Developer Guide

Exception Handling

Understanding how and when the AWS SDK for Java throws exceptions is important to building high-quality applications using the SDK. The following sections describe the different cases of exceptions that are thrown by the SDK and how to handle them appropriately.

Why Unchecked Exceptions?

The AWS SDK for Java uses runtime (or unchecked) exceptions instead of checked exceptions for these reasons:

  • To allow developers fine-grained control over the errors they want to handle without forcing them to handle exceptional cases they aren't concerned about (and making their code overly verbose)

  • To prevent scalability issues inherent with checked exceptions in large applications

In general, checked exceptions work well on small scales, but can become troublesome as applications grow and become more complex.

For more information about the use of checked and unchecked exceptions, see:

AmazonServiceException (and Subclasses)

AmazonServiceException is the most common exception that you'll experience when using the AWS SDK for Java. This exception represents an error response from an AWS service. For example, if you try to terminate an Amazon EC2 instance that doesn't exist, EC2 will return an error response and all the details of that error response will be included in the AmazonServiceException that's thrown. For some cases, a subclass of AmazonServiceException is thrown to allow developers fine-grained control over handling error cases through catch blocks.

When you encounter an AmazonServiceException, you know that your request was successfully sent to the AWS service but couldn't be successfully processed. This can be because of errors in the request's parameters or because of issues on the service side.

AmazonServiceException provides you with information such as:

  • Returned HTTP status code

  • Returned AWS error code

  • Detailed error message from the service

  • AWS request ID for the failed request

AmazonServiceException also includes information about whether the failed request was the caller's fault (a request with illegal values) or the AWS service's fault (an internal service error).


AmazonClientException indicates that a problem occurred inside the Java client code, either while trying to send a request to AWS or while trying to parse a response from AWS. An AmazonClientException is generally more severe than an AmazonServiceException, and indicates a major problem that is preventing the client from making service calls to AWS services.
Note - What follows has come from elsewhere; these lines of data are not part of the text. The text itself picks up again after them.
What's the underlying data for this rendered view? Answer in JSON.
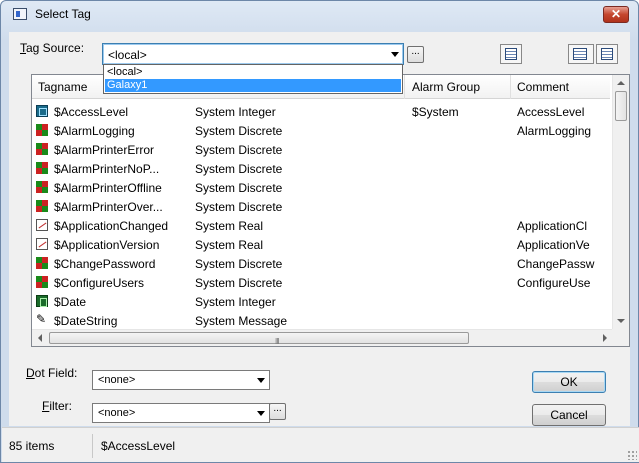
{
  "window": {
    "title": "Select Tag",
    "close_label": "✕"
  },
  "tag_source": {
    "label_accel": "T",
    "label_rest": "ag Source:",
    "value": "<local>",
    "browse_label": "...",
    "options": [
      "<local>",
      "Galaxy1"
    ],
    "highlighted_option": "Galaxy1"
  },
  "grid": {
    "columns": [
      "Tagname",
      "Alarm Group",
      "Comment"
    ],
    "rows": [
      {
        "icon": "integer-tag-icon",
        "tagname": "$AccessLevel",
        "type": "System Integer",
        "alarm_group": "$System",
        "comment": "AccessLevel"
      },
      {
        "icon": "discrete-tag-icon",
        "tagname": "$AlarmLogging",
        "type": "System Discrete",
        "alarm_group": "",
        "comment": "AlarmLogging"
      },
      {
        "icon": "discrete-tag-icon",
        "tagname": "$AlarmPrinterError",
        "type": "System Discrete",
        "alarm_group": "",
        "comment": ""
      },
      {
        "icon": "discrete-tag-icon",
        "tagname": "$AlarmPrinterNoP...",
        "type": "System Discrete",
        "alarm_group": "",
        "comment": ""
      },
      {
        "icon": "discrete-tag-icon",
        "tagname": "$AlarmPrinterOffline",
        "type": "System Discrete",
        "alarm_group": "",
        "comment": ""
      },
      {
        "icon": "discrete-tag-icon",
        "tagname": "$AlarmPrinterOver...",
        "type": "System Discrete",
        "alarm_group": "",
        "comment": ""
      },
      {
        "icon": "real-tag-icon",
        "tagname": "$ApplicationChanged",
        "type": "System Real",
        "alarm_group": "",
        "comment": "ApplicationCl"
      },
      {
        "icon": "real-tag-icon",
        "tagname": "$ApplicationVersion",
        "type": "System Real",
        "alarm_group": "",
        "comment": "ApplicationVe"
      },
      {
        "icon": "discrete-tag-icon",
        "tagname": "$ChangePassword",
        "type": "System Discrete",
        "alarm_group": "",
        "comment": "ChangePassw"
      },
      {
        "icon": "discrete-tag-icon",
        "tagname": "$ConfigureUsers",
        "type": "System Discrete",
        "alarm_group": "",
        "comment": "ConfigureUse"
      },
      {
        "icon": "date-tag-icon",
        "tagname": "$Date",
        "type": "System Integer",
        "alarm_group": "",
        "comment": ""
      },
      {
        "icon": "message-tag-icon",
        "tagname": "$DateString",
        "type": "System Message",
        "alarm_group": "",
        "comment": ""
      }
    ],
    "hscroll_grip": "III"
  },
  "dot_field": {
    "label_accel": "D",
    "label_rest": "ot Field:",
    "value": "<none>"
  },
  "filter": {
    "label_accel": "F",
    "label_rest": "ilter:",
    "value": "<none>",
    "browse_label": "..."
  },
  "buttons": {
    "ok": "OK",
    "cancel": "Cancel"
  },
  "status": {
    "count": "85 items",
    "selected": "$AccessLevel"
  },
  "colors": {
    "selection": "#3399ff",
    "dialog_bg": "#f0f0f0",
    "title_gradient": "#dfe9f5"
  }
}
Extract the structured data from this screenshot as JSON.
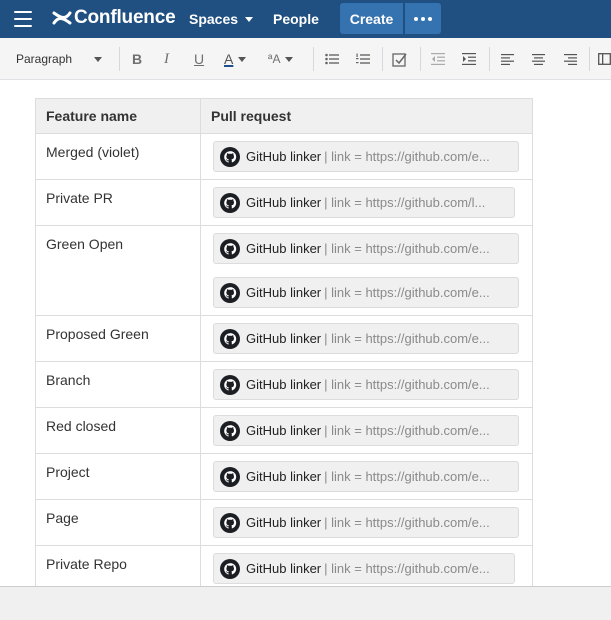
{
  "nav": {
    "logo_text": "Confluence",
    "spaces_label": "Spaces",
    "people_label": "People",
    "create_label": "Create"
  },
  "toolbar": {
    "paragraph_label": "Paragraph",
    "bold": "B",
    "italic": "I",
    "underline": "U",
    "text_color": "A",
    "text_color_accent": "#1f4e8c",
    "more_formatting": "ªA"
  },
  "table": {
    "headers": [
      "Feature name",
      "Pull request"
    ],
    "rows": [
      {
        "feature": "Merged (violet)",
        "macros": [
          {
            "name": "GitHub linker",
            "param": "| link = https://github.com/e..."
          }
        ]
      },
      {
        "feature": "Private PR",
        "macros": [
          {
            "name": "GitHub linker",
            "param": "| link = https://github.com/l..."
          }
        ]
      },
      {
        "feature": "Green Open",
        "macros": [
          {
            "name": "GitHub linker",
            "param": "| link = https://github.com/e..."
          },
          {
            "name": "GitHub linker",
            "param": "| link = https://github.com/e..."
          }
        ]
      },
      {
        "feature": "Proposed Green",
        "macros": [
          {
            "name": "GitHub linker",
            "param": "| link = https://github.com/e..."
          }
        ]
      },
      {
        "feature": "Branch",
        "macros": [
          {
            "name": "GitHub linker",
            "param": "| link = https://github.com/e..."
          }
        ]
      },
      {
        "feature": "Red closed",
        "macros": [
          {
            "name": "GitHub linker",
            "param": "| link = https://github.com/e..."
          }
        ]
      },
      {
        "feature": "Project",
        "macros": [
          {
            "name": "GitHub linker",
            "param": "| link = https://github.com/e..."
          }
        ]
      },
      {
        "feature": "Page",
        "macros": [
          {
            "name": "GitHub linker",
            "param": "| link = https://github.com/e..."
          }
        ]
      },
      {
        "feature": "Private Repo",
        "macros": [
          {
            "name": "GitHub linker",
            "param": "| link = https://github.com/e..."
          }
        ]
      }
    ]
  },
  "colors": {
    "nav_background": "#205081",
    "create_button": "#3572b0"
  }
}
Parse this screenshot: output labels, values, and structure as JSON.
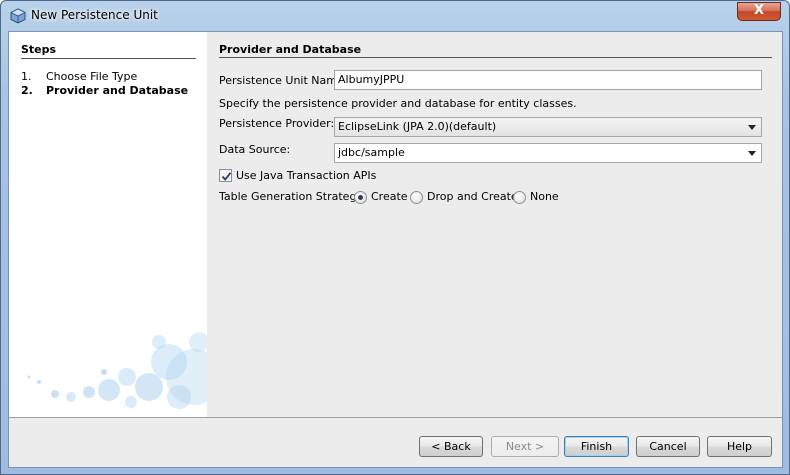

For example, the AWS SDK for Java throws an AmazonClientException if no network connection is available when you try to call an operation on one of the clients.